Unfortunately, some people want to do away with the law even now. Rick Santorum, the former Republican senator and presidential candidate, sounded a common theme when he complained last year that the law prioritizes “critters above people” and was part of “a truly radical environmental agenda.” Rep. Paul Broun, R-Ga., who chairs the House Science, Space and Technology Subcommittee on Oversight, has complained, “As a tool for advancing other special interest policy goals, it has certainly been very influential, but I’m not sure that was the act’s original intent.” With all due respect, I think he’s misunderstood the law.
The Endangered Species Act is too valuable to shred for the sake of a pesticide company’s bottom line, a sweetheart mining deal or any other grab for money at the environment’s expense.

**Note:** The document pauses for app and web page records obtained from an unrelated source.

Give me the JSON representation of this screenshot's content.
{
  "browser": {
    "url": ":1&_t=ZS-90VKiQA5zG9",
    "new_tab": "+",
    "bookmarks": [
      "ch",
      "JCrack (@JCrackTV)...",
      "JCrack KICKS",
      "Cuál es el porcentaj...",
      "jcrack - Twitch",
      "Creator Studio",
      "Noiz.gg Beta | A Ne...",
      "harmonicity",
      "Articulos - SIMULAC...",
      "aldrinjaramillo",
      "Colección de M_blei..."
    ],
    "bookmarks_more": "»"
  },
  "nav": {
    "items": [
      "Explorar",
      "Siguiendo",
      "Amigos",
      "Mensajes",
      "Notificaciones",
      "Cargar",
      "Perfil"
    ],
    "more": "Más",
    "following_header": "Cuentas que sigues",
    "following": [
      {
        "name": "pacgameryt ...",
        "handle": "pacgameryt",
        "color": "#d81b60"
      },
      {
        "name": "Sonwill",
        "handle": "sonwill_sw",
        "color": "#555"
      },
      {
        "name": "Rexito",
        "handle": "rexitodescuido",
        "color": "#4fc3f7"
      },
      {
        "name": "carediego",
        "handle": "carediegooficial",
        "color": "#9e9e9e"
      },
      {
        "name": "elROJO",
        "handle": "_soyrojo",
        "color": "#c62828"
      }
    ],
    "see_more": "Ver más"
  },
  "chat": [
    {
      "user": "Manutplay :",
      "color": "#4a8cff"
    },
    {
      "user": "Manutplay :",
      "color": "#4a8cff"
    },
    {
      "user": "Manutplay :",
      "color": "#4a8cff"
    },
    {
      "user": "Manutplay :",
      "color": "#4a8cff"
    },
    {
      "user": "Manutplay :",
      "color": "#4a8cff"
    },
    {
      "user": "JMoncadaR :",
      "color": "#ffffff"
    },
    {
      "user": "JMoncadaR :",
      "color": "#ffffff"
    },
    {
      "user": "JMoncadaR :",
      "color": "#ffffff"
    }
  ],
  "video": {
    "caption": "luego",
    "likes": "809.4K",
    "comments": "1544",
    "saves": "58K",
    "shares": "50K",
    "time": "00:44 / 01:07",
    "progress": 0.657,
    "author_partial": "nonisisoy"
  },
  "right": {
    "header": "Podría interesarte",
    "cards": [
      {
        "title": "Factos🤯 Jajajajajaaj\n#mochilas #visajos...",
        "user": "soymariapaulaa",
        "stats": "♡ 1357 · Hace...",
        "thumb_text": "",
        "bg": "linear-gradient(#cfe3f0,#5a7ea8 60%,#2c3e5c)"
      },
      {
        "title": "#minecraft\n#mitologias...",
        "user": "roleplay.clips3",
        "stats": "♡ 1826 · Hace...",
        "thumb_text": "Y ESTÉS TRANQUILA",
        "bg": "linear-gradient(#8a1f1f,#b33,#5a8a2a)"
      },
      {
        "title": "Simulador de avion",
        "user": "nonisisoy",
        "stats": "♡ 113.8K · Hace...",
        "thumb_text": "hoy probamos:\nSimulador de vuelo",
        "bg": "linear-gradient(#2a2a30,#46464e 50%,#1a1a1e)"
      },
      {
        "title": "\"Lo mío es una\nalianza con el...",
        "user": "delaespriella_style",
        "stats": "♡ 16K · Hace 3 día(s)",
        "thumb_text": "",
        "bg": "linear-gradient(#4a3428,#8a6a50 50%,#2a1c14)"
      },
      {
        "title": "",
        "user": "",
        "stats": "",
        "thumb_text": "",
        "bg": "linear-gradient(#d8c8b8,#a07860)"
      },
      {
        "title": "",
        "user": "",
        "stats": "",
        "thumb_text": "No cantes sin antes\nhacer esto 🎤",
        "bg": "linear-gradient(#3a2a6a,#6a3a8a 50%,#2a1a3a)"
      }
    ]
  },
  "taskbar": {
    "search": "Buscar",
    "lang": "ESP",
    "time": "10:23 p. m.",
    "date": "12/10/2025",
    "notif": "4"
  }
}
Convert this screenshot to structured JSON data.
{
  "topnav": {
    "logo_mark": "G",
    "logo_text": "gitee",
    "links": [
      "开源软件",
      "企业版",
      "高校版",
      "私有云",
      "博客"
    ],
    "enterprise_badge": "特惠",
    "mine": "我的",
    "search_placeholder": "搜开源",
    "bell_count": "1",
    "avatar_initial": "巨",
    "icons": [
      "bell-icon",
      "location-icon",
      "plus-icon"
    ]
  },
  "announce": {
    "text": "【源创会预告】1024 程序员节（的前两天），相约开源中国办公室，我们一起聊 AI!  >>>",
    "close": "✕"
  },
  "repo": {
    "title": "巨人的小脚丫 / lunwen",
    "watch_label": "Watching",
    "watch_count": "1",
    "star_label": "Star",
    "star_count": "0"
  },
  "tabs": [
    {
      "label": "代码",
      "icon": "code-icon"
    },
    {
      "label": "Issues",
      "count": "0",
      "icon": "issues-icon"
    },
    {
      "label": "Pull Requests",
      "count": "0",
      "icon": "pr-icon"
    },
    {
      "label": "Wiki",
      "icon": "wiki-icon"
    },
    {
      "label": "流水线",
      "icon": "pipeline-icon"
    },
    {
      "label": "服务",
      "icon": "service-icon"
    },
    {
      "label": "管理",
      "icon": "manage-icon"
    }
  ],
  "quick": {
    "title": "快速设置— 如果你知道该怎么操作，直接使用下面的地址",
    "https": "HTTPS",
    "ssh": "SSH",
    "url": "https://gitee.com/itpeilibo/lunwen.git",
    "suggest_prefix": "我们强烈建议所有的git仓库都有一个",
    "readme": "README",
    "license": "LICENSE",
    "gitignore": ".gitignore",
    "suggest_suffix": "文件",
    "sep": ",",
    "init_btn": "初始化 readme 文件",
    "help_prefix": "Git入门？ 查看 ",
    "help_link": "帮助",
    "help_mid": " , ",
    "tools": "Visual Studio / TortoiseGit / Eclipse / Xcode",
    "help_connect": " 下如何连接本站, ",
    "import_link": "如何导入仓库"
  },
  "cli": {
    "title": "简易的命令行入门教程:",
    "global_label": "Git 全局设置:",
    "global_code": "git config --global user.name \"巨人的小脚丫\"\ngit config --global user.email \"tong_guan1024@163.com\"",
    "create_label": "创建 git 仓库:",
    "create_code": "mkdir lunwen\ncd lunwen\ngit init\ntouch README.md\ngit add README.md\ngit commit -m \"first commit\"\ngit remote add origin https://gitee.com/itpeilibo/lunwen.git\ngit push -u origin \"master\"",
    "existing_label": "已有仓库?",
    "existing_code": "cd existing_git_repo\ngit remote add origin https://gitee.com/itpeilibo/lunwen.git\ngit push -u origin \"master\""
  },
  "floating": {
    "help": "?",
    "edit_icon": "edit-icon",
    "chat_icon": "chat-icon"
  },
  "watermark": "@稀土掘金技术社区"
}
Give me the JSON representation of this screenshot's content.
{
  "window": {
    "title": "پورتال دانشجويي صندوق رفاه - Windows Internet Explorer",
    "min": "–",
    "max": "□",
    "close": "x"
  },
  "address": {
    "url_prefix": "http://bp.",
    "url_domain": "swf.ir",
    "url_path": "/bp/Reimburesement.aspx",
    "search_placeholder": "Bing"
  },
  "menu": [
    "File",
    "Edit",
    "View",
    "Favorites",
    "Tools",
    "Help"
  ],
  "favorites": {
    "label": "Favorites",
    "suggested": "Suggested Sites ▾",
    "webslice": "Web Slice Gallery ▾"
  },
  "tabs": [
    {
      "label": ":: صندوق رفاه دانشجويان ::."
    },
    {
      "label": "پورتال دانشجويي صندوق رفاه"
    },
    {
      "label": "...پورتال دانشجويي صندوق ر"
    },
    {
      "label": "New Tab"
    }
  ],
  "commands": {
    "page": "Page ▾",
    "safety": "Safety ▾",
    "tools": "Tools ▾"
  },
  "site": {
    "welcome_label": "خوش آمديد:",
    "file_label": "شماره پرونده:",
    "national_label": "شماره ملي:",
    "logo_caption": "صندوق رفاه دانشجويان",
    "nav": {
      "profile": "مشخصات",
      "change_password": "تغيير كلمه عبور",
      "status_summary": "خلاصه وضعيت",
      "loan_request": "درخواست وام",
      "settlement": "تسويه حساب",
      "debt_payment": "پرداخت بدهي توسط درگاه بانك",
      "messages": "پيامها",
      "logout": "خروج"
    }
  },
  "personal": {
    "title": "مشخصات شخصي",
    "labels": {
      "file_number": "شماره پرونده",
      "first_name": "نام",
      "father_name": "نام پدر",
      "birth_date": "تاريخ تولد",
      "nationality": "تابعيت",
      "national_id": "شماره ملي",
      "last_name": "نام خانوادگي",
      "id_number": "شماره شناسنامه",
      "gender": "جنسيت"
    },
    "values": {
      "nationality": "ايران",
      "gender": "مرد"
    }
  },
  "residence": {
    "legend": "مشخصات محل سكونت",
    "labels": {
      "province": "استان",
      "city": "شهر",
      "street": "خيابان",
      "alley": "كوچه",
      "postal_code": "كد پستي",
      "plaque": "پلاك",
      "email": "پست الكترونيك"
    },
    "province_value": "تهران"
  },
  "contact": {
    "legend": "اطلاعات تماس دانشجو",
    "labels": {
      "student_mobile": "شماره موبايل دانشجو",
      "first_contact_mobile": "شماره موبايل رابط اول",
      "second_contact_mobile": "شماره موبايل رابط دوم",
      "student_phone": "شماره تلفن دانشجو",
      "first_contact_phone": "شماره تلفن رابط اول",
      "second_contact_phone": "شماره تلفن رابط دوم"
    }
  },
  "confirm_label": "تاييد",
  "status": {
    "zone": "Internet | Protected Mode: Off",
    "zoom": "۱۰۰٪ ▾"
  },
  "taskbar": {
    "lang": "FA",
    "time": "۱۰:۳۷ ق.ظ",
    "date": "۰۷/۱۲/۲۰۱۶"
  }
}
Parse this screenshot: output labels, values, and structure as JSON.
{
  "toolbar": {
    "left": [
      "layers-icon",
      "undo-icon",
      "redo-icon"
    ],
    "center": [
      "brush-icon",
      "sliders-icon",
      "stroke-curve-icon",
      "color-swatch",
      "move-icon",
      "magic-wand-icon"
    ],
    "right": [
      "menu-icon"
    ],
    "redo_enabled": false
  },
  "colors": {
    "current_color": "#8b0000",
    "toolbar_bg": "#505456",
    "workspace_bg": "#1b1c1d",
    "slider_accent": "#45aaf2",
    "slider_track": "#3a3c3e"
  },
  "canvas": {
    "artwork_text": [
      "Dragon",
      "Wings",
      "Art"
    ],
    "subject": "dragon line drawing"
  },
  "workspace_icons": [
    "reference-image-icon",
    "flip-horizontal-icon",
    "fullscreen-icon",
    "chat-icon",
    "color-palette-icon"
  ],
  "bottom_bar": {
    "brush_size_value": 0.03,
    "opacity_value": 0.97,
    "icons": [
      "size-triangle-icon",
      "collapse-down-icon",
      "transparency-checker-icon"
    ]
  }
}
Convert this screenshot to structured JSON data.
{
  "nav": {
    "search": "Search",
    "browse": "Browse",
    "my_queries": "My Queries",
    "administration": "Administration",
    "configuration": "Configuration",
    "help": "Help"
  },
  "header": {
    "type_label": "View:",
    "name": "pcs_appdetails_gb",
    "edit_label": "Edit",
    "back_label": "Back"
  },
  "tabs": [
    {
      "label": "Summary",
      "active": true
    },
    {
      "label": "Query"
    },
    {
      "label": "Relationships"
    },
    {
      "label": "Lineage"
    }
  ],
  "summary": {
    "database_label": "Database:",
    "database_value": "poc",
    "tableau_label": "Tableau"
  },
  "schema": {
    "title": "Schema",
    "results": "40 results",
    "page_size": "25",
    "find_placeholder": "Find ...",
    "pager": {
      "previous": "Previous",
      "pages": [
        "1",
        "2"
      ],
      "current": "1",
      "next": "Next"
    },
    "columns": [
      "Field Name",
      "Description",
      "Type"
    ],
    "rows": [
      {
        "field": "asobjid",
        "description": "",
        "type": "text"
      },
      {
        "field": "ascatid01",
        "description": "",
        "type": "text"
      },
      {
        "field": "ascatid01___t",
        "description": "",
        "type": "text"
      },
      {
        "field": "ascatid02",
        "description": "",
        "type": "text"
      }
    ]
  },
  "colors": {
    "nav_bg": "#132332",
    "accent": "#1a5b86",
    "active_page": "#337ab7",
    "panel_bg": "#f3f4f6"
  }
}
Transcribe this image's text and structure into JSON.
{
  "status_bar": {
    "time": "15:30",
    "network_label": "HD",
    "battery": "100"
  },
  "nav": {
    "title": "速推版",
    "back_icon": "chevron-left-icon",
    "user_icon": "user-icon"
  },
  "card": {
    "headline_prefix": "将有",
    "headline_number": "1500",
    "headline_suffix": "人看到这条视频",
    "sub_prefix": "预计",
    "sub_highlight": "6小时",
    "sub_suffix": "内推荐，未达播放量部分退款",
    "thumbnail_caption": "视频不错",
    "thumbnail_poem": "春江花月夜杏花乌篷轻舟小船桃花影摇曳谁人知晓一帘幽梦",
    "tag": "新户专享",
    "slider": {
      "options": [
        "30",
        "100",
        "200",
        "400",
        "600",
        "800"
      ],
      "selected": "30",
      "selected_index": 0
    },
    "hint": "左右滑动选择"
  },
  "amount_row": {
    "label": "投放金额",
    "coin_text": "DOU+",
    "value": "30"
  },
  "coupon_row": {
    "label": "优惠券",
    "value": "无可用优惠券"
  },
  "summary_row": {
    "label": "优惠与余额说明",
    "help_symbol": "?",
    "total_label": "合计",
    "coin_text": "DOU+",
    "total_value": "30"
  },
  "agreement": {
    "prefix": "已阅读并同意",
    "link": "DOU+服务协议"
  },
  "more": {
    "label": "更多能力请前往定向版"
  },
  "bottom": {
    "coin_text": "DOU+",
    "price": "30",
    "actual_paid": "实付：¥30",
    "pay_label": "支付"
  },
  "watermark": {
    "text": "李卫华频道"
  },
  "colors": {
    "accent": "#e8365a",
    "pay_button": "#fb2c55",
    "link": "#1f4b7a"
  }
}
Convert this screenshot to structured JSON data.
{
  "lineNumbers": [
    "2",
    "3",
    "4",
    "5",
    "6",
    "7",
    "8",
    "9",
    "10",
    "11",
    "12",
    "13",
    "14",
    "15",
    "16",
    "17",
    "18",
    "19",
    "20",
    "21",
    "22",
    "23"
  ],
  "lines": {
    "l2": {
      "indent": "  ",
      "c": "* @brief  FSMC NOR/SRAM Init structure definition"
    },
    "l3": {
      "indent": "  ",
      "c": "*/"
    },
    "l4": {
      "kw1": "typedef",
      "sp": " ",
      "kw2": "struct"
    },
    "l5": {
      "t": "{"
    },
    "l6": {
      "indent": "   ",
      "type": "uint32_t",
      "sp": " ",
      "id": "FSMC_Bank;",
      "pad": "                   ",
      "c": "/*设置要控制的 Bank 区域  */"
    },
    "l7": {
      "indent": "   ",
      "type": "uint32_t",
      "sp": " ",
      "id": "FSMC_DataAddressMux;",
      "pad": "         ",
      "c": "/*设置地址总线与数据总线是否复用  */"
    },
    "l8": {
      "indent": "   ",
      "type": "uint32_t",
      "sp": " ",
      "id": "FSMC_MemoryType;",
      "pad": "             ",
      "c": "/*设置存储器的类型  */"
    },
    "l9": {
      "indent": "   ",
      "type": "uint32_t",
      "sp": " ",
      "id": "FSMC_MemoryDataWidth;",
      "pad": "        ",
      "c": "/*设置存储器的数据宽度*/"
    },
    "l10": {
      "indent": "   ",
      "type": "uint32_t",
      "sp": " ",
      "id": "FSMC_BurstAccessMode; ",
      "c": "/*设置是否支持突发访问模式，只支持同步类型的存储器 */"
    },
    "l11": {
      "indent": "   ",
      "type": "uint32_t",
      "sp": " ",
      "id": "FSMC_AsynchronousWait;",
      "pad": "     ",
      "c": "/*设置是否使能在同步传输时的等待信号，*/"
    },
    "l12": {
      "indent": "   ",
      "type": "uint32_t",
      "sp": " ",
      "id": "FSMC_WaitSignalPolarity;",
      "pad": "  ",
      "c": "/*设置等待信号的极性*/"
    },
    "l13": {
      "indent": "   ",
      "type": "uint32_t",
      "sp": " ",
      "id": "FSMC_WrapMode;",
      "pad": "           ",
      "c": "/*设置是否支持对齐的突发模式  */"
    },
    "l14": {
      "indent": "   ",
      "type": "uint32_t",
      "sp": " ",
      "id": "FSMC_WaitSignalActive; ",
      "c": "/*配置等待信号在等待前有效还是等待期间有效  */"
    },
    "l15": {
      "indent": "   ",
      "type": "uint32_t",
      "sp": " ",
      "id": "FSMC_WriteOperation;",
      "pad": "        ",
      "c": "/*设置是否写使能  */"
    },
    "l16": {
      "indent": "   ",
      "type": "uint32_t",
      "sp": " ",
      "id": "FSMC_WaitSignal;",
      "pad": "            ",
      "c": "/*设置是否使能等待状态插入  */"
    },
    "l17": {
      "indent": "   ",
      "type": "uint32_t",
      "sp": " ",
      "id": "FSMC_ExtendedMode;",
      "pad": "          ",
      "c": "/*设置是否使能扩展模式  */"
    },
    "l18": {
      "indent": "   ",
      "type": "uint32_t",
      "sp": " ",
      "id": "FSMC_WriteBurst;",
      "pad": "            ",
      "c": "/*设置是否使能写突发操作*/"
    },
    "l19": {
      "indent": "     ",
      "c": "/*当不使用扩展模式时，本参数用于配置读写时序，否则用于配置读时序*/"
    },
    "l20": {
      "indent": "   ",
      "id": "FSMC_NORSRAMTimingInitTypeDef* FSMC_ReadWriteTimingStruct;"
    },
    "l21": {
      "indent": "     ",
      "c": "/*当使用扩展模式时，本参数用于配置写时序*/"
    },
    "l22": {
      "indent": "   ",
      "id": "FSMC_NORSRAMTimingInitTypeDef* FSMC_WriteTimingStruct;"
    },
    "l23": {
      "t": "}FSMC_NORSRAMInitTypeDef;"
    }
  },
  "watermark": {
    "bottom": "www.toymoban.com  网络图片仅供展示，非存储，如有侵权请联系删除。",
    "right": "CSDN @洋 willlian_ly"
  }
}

Let’s keep up the good work rather than turning back the clock.
Visitors get their first look at the American Veterans Disabled for Life Memorial, which opened to the public on Monday, Oct. 6, 2014. The new memorial is located off Independence Ave. SW between the Rayburn House Office Building and HHS. Buy photo here.